▸ PROBLEM REQUIREMENTS: The entries are to be output word for word, with the pictures omitted.

[Data entries]

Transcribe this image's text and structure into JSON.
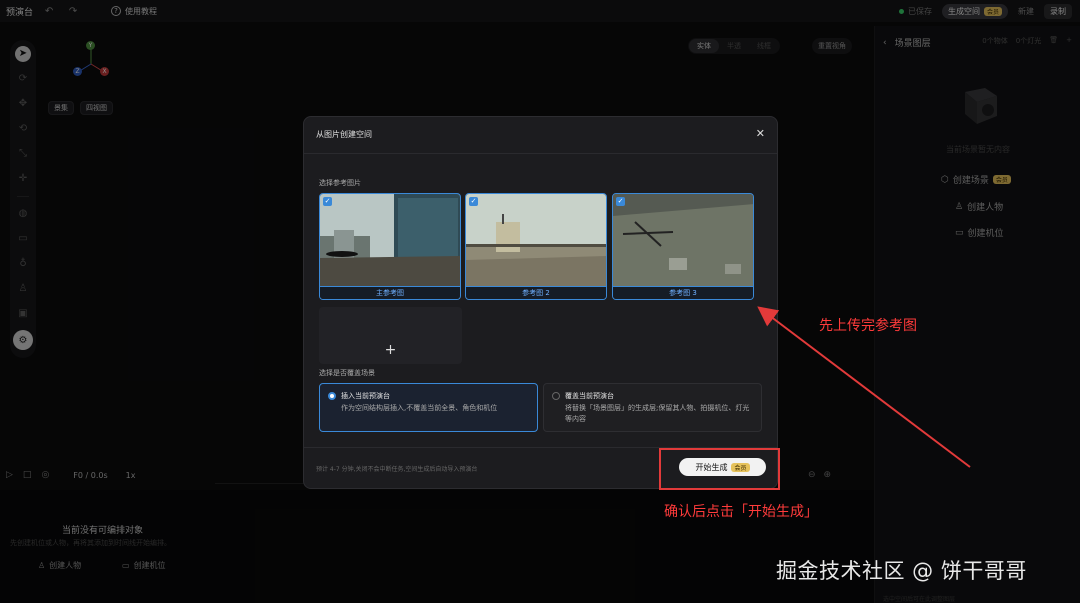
{
  "topbar": {
    "title": "预演台",
    "tutorial": "使用教程",
    "saved": "已保存",
    "gen_space": "生成空间",
    "vip": "会员",
    "plain": "新建",
    "record": "录制"
  },
  "viewport": {
    "gizmo_labels": [
      "Y",
      "Z",
      "X"
    ],
    "btn_preset": "景集",
    "btn_four": "四视图",
    "mode_tabs": [
      "实体",
      "半透",
      "线框"
    ],
    "reset_view": "重置视角"
  },
  "right_panel": {
    "title": "场景图层",
    "meta_a": "0个物体",
    "meta_b": "0个灯光",
    "empty": "当前场景暂无内容",
    "create_scene": "创建场景",
    "create_scene_badge": "会员",
    "create_person": "创建人物",
    "create_camera": "创建机位",
    "footer": "选中空间后可在此调整图层"
  },
  "timeline": {
    "frame": "F0 / 0.0s",
    "speed": "1x"
  },
  "bottom": {
    "no_obj": "当前没有可编排对象",
    "no_obj_sub": "先创建机位或人物，再将其添加到时间线开始编排。",
    "create_person": "创建人物",
    "create_camera": "创建机位"
  },
  "modal": {
    "title": "从图片创建空间",
    "ref_label": "选择参考图片",
    "thumbs": [
      "主参考图",
      "参考图 2",
      "参考图 3"
    ],
    "overwrite_label": "选择是否覆盖场景",
    "opt_a_title": "插入当前预演台",
    "opt_a_desc": "作为空间结构层插入,不覆盖当前全景、角色和机位",
    "opt_b_title": "覆盖当前预演台",
    "opt_b_desc": "将替换「场景图层」的生成层;保留其人物、拍摄机位、灯光等内容",
    "footnote": "预计 4-7 分钟,关闭不会中断任务,空间生成后自动导入预演台",
    "start": "开始生成",
    "start_badge": "会员"
  },
  "annotations": {
    "upload": "先上传完参考图",
    "confirm": "确认后点击「开始生成」",
    "watermark": "掘金技术社区 @ 饼干哥哥"
  },
  "colors": {
    "accent": "#3a89d8",
    "annotation": "#e23a3a",
    "vip": "#e6c25b"
  }
}
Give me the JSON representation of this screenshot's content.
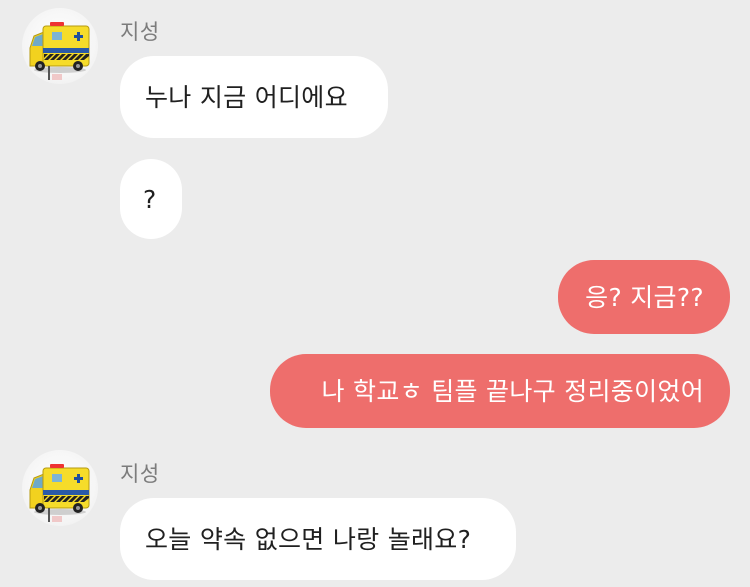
{
  "colors": {
    "background": "#ececec",
    "incoming_bubble": "#ffffff",
    "outgoing_bubble": "#ee6e6c",
    "sender_name": "#7c7c7c"
  },
  "messages": [
    {
      "direction": "incoming",
      "sender": "지성",
      "avatar_icon": "ambulance-toy-icon",
      "texts": [
        "누나 지금 어디에요",
        "?"
      ]
    },
    {
      "direction": "outgoing",
      "texts": [
        "응? 지금??",
        "나 학교ㅎ 팀플 끝나구 정리중이었어"
      ]
    },
    {
      "direction": "incoming",
      "sender": "지성",
      "avatar_icon": "ambulance-toy-icon",
      "texts": [
        "오늘 약속 없으면 나랑 놀래요?"
      ]
    }
  ]
}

▸ WRITTEN ANSWER:
Transcribe this image's text and structure into JSON.
{
  "topbar": {
    "title": "预演台",
    "tutorial": "使用教程",
    "saved": "已保存",
    "gen_space": "生成空间",
    "vip": "会员",
    "plain": "新建",
    "record": "录制"
  },
  "viewport": {
    "gizmo_labels": [
      "Y",
      "Z",
      "X"
    ],
    "btn_preset": "景集",
    "btn_four": "四视图",
    "mode_tabs": [
      "实体",
      "半透",
      "线框"
    ],
    "reset_view": "重置视角"
  },
  "right_panel": {
    "title": "场景图层",
    "meta_a": "0个物体",
    "meta_b": "0个灯光",
    "empty": "当前场景暂无内容",
    "create_scene": "创建场景",
    "create_scene_badge": "会员",
    "create_person": "创建人物",
    "create_camera": "创建机位",
    "footer": "选中空间后可在此调整图层"
  },
  "timeline": {
    "frame": "F0 / 0.0s",
    "speed": "1x"
  },
  "bottom": {
    "no_obj": "当前没有可编排对象",
    "no_obj_sub": "先创建机位或人物，再将其添加到时间线开始编排。",
    "create_person": "创建人物",
    "create_camera": "创建机位"
  },
  "modal": {
    "title": "从图片创建空间",
    "ref_label": "选择参考图片",
    "thumbs": [
      "主参考图",
      "参考图 2",
      "参考图 3"
    ],
    "overwrite_label": "选择是否覆盖场景",
    "opt_a_title": "插入当前预演台",
    "opt_a_desc": "作为空间结构层插入,不覆盖当前全景、角色和机位",
    "opt_b_title": "覆盖当前预演台",
    "opt_b_desc": "将替换「场景图层」的生成层;保留其人物、拍摄机位、灯光等内容",
    "footnote": "预计 4-7 分钟,关闭不会中断任务,空间生成后自动导入预演台",
    "start": "开始生成",
    "start_badge": "会员"
  },
  "annotations": {
    "upload": "先上传完参考图",
    "confirm": "确认后点击「开始生成」",
    "watermark": "掘金技术社区 @ 饼干哥哥"
  },
  "colors": {
    "accent": "#3a89d8",
    "annotation": "#e23a3a",
    "vip": "#e6c25b"
  }
}
Give me the JSON representation of this screenshot's content.
{
  "colors": {
    "background": "#ececec",
    "incoming_bubble": "#ffffff",
    "outgoing_bubble": "#ee6e6c",
    "sender_name": "#7c7c7c"
  },
  "messages": [
    {
      "direction": "incoming",
      "sender": "지성",
      "avatar_icon": "ambulance-toy-icon",
      "texts": [
        "누나 지금 어디에요",
        "?"
      ]
    },
    {
      "direction": "outgoing",
      "texts": [
        "응? 지금??",
        "나 학교ㅎ 팀플 끝나구 정리중이었어"
      ]
    },
    {
      "direction": "incoming",
      "sender": "지성",
      "avatar_icon": "ambulance-toy-icon",
      "texts": [
        "오늘 약속 없으면 나랑 놀래요?"
      ]
    }
  ]
}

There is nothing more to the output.